“Still, in spite of all the civilization and people around me, I find it amazingly easy to reach a transcendent state of aloneness, as if the years of solitude at the cabin were so intense they laid a well-worn path of synapses and relays in my brain, providing a familiar shortcut.” ~Sean Gardner (as quoted by Lionel Fisher)
Over the summer, I had the chance to read Celebrating Time Alone: Stories of Splendid Solitude by Lionel Fisher. In this book, Fisher weaves together his own story of time spent in intense solitude with the stories of many people that he interviewed who had chosen similar periods of aloneness to explore the many aspects of solitude.
He shares the stories of a wide range of people, coming from many backgrounds and circumstances. Some chose solitude intentionally and structured their lives in ways to give them that time away. Others had periods of solitude thrust upon them through the death of a loved one or the loss of a significant relationship. The situations defining their solitude varied widely, but each person found solitude to be a life-changing experience.
“Do not rely completely on any other human being, however dear. We meet all life’s greatest tests alone.” ~Agnes Macphail
From my very earliest memories, I have craved connection with other people. I have always dreamed of being part of a community or network of people who would give me the sense that there was somewhere I belonged. In particular, I have searched high and low to find a few people who could be that core group of “chosen family” that I could rely on through thick and thin. I have desperately longed for someone with whom to intimately share my life.
“Courage does not always roar.
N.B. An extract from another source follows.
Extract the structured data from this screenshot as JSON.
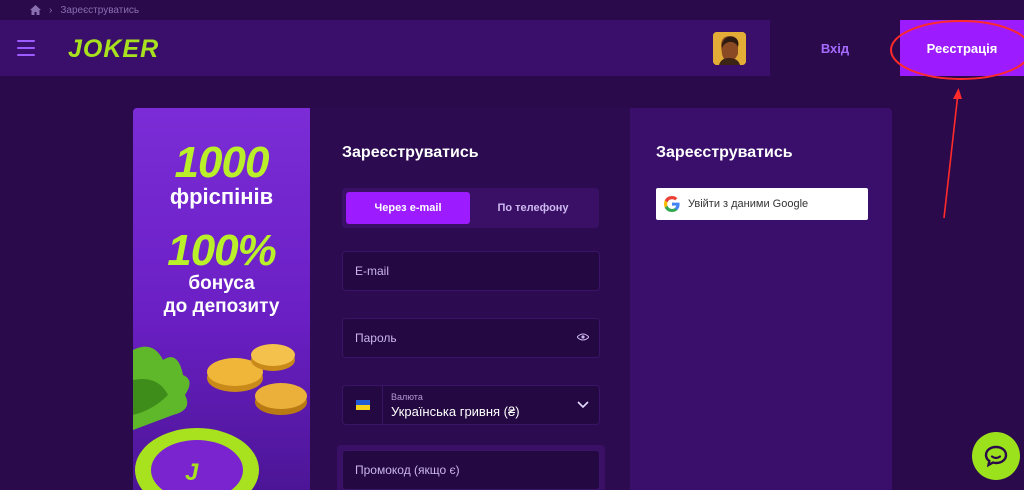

Sometimes courage is that quiet voice at the end of the day that says…I will try again tomorrow.” ~Mary Anne Radmacher
Some days are harder than others. Some days I’m stronger than others.
Some days it’s easier to just lay where I’ve fallen instead of fighting to pick myself back up to try again to get it right.
“Connection is our number one human need. All the actions or non-actions we take in the world are related to this desire.” ~Rhonda Britten
Despite being such an introvert, I wholeheartedly agree with Rhonda’s statement above. My deepest longing, from my earliest memories, has always been to have that sense of connection to another person. I believe that the need for it coupled with the lack of it has fueled the relentless over-achievement I’ve aimed for since I was a small child. I have done everything I can do to find a way to be good enough to be loved like that.
It’s never been enough. Continue reading
“All religion, all life, all art, all expression come down to this: to the effort of the human soul to break through its barrier of loneliness, of intolerable loneliness, and make some contact with another seeking soul, or with what all souls seek, which is (by any name) God.” ~Don Marquis (1878-1937)
I am a rather extreme introvert according to all of the personality tests I have ever taken. I function best one-on-one or in small groups, and I require a lot of alone time to recharge my batteries. I enjoy time by myself. I treasure my alone time; there is never quite enough of it. And yet as much as I treasure my time alone, I am also well acquainted with the intolerable loneliness that Don Marquis refers to in his quote. In fact, my favorite poem (below) is about this kind of loneliness. Continue reading